International human rights groups have called for the prosecution of former Haitian leader Jean-Claude Duvalier who has returned to his homeland after 25 five years in exile.
'Baby Doc' Duvalier said he would come back to help the people of Haiti following last year's devastating earthquake, the BBC reports.
Mr Duvalier is accused of corruption, repression and human rights abuses during his 1971-1986 rule. He denies allegations he embezzled millions of dollars from the impoverished Caribbean nation.
Amnesty International said the Haitian authorities had an obligation to prosecute the former leader for crimes against humanity.
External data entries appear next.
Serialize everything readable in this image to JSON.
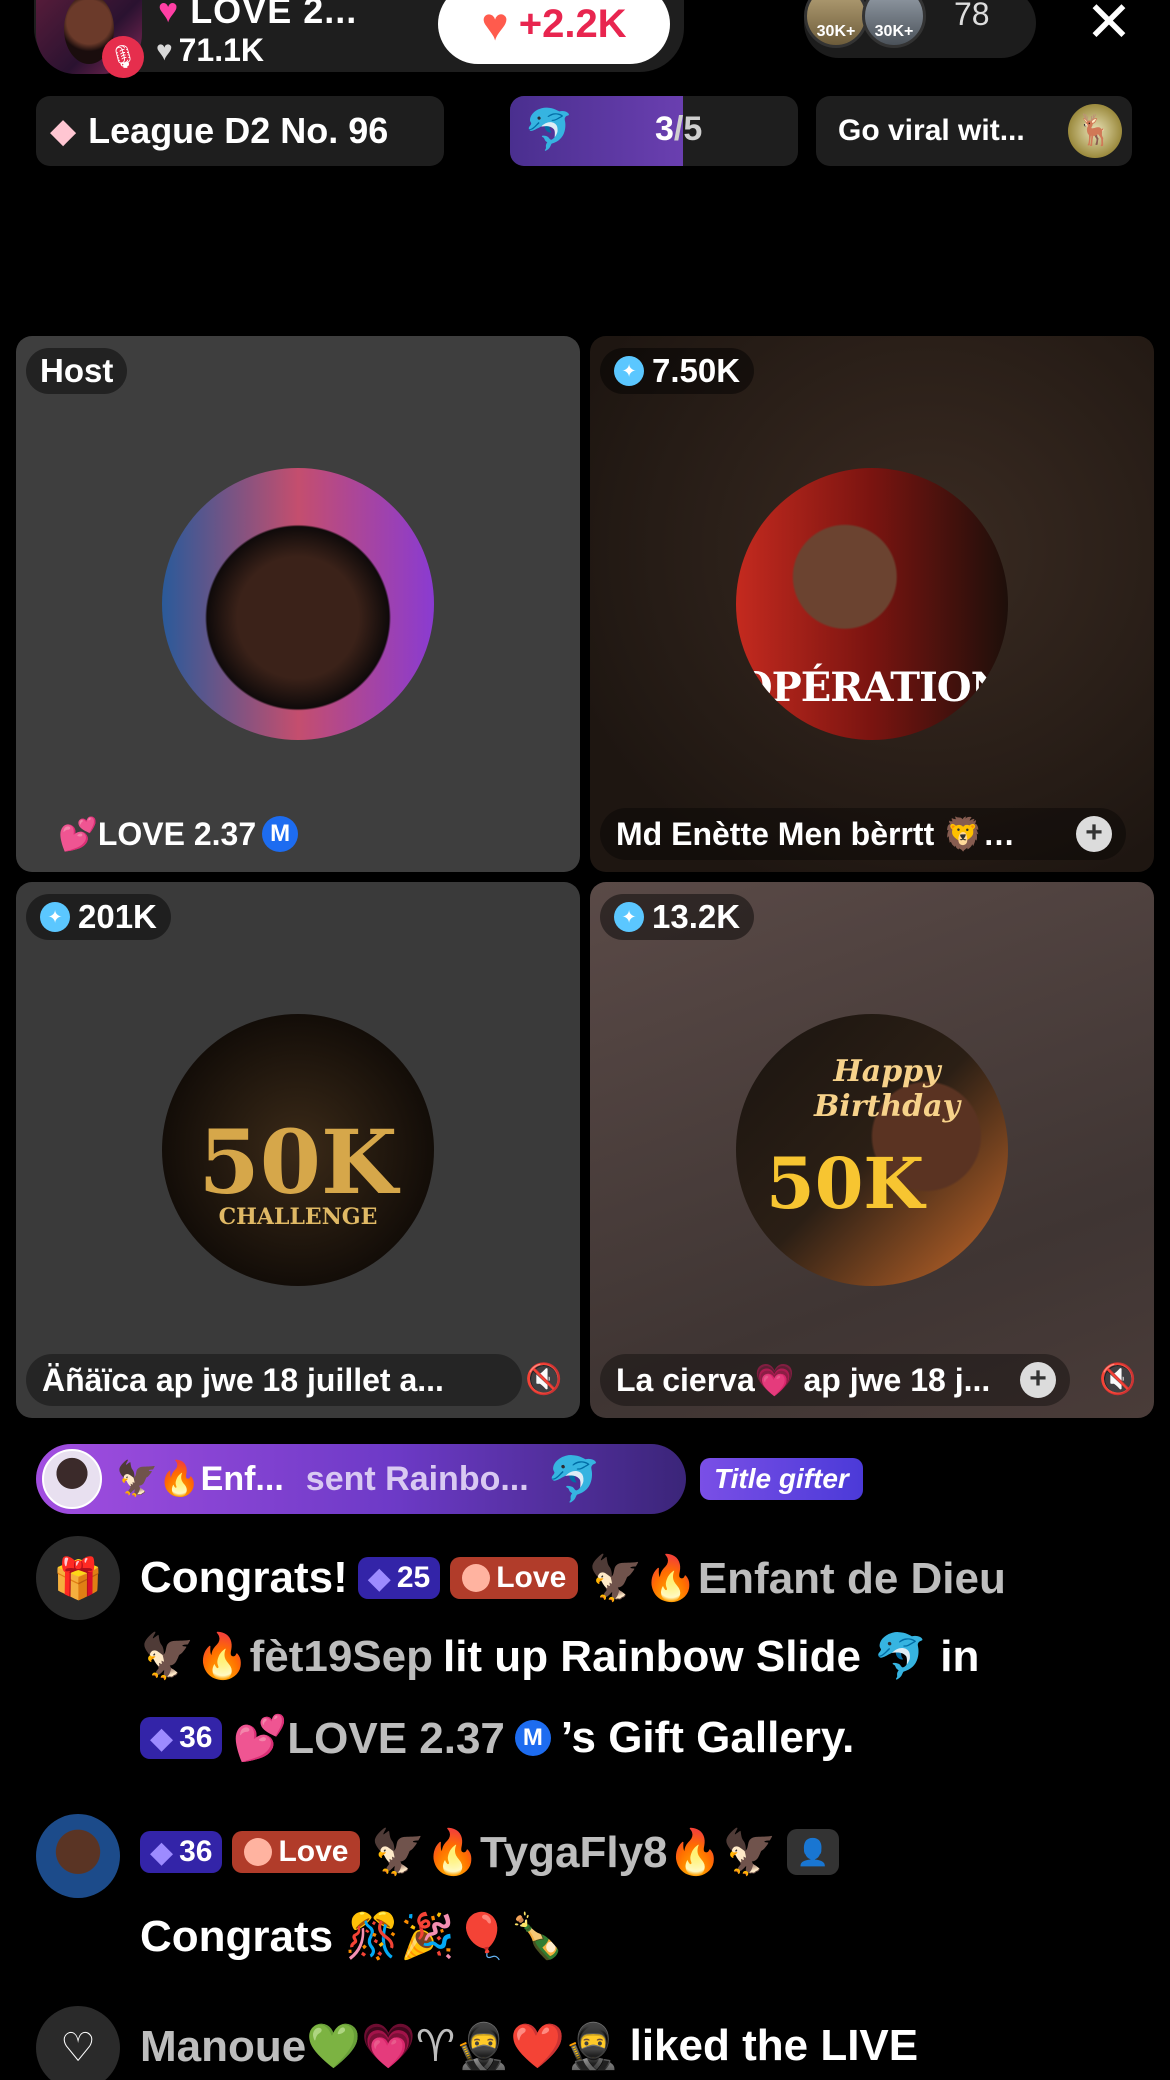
{
  "header": {
    "host_title": "LOVE 2...",
    "likes": "71.1K",
    "boost": "+2.2K",
    "viewer_badges": [
      "30K+",
      "30K+"
    ],
    "viewer_count": "78"
  },
  "subheader": {
    "league": "League D2 No. 96",
    "progress_current": "3",
    "progress_total": "/5",
    "progress_fraction": 0.6,
    "viral_label": "Go viral wit..."
  },
  "tiles": [
    {
      "badge": "Host",
      "name": "💕LOVE 2.37",
      "m": "M"
    },
    {
      "badge": "7.50K",
      "name": "Md Enètte Men bèrrtt 🦁…",
      "art": "OPÉRATION"
    },
    {
      "badge": "201K",
      "name": "Äñäïca  ap jwe 18 juillet a...",
      "art": "50K",
      "art_sub": "CHALLENGE"
    },
    {
      "badge": "13.2K",
      "name": "La cierva💗 ap jwe 18 j...",
      "art": "50K",
      "art_top": "Happy Birthday"
    }
  ],
  "gift_banner": {
    "sender": "🦅🔥Enf...",
    "action": "sent Rainbo...",
    "icon": "🐬",
    "title_gifter": "Title gifter"
  },
  "chat": {
    "msg1": {
      "congrats": "Congrats!",
      "level": "25",
      "love": "Love",
      "user": "🦅🔥Enfant de Dieu",
      "user2": "🦅🔥fèt19Sep",
      "text": "lit up Rainbow Slide 🐬 in",
      "level2": "36",
      "host": "💕LOVE 2.37",
      "m": "M",
      "suffix": "’s Gift Gallery."
    },
    "msg2": {
      "level": "36",
      "love": "Love",
      "user": "🦅🔥TygaFly8🔥🦅",
      "text": "Congrats 🎊🎉🎈🍾"
    },
    "msg3": {
      "user": "Manoue💚💗♈🥷❤️🥷",
      "text": "liked the LIVE"
    }
  }
}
Human Rights Watch Americas director Jose Miguel Vivanco told the BBC that Haiti had enough problems without Mr Duvalier, and that his time to be held accountable is long overdue.
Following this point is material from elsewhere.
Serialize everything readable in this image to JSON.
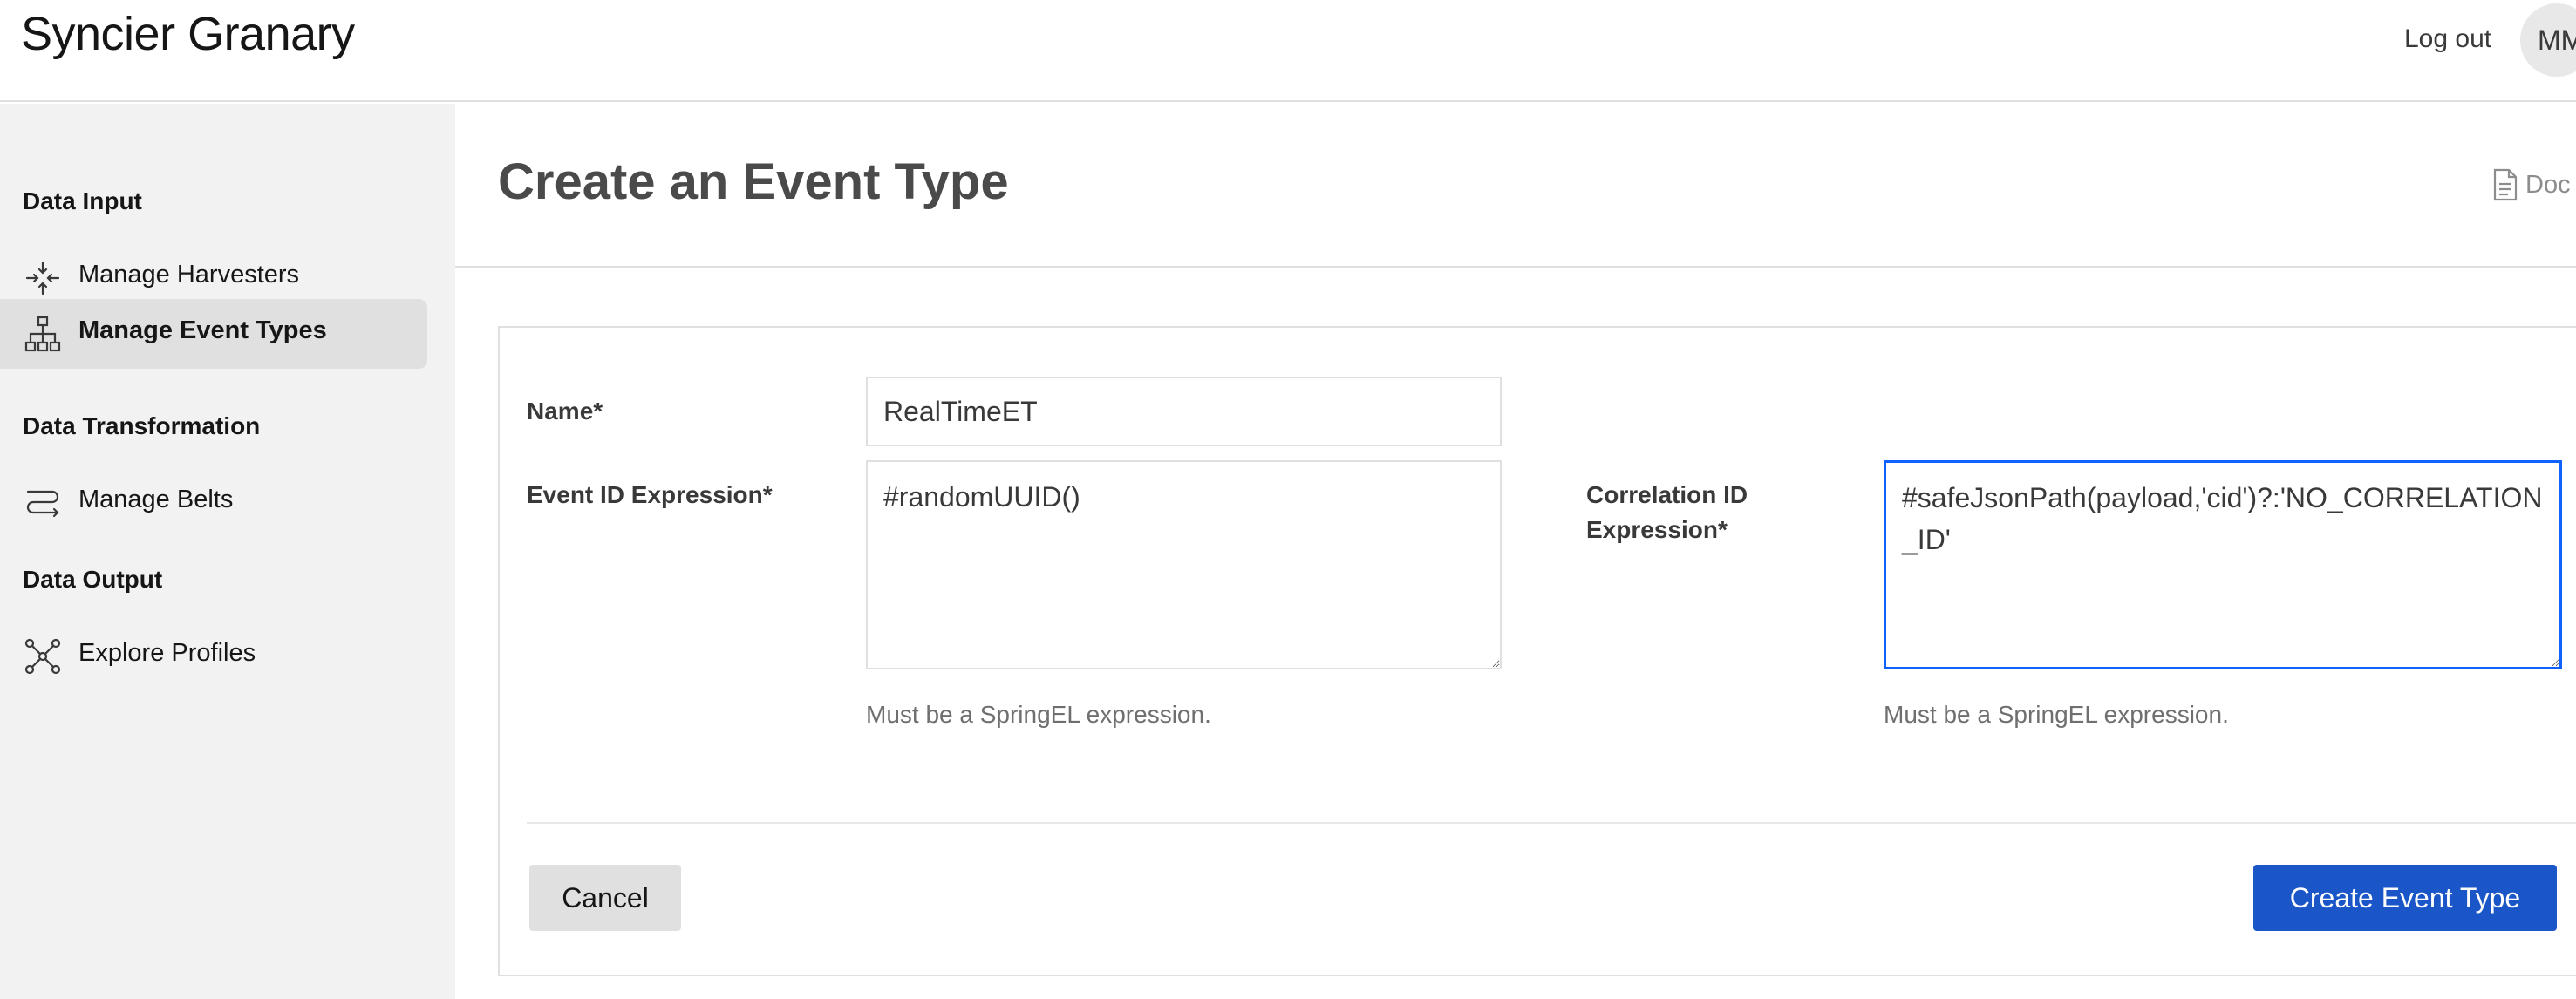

The groups want him brought to trial for the killings and torture of thousands of opponents at the hands of the brutal private militia known as the Tontons Macoutes.
There has been no public response from Haiti's government.
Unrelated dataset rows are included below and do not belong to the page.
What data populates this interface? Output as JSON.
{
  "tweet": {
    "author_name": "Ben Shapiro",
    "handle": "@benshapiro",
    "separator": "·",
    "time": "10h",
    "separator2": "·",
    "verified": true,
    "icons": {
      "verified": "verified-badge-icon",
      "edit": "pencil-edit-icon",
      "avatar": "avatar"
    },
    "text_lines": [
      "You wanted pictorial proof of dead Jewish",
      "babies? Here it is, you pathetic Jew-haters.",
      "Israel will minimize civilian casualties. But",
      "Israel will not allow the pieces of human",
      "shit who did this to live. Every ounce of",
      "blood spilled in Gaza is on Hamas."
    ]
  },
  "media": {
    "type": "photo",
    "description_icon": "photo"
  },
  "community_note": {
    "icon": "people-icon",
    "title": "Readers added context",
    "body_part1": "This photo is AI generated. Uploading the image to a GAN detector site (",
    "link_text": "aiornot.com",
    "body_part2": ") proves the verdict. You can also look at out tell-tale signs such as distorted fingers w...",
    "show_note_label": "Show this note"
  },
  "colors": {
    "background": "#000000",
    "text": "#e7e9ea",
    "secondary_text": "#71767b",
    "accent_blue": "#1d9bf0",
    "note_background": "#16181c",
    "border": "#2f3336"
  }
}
At the age of just 19, Mr Duvalier inherited the title of president for life from his father, the notorious Francois "Papa Doc" Duvalier, who had the country since 1957.
Like his father, he relied on the Tontons Macoutes, which controlled Haiti through violence and intimidation.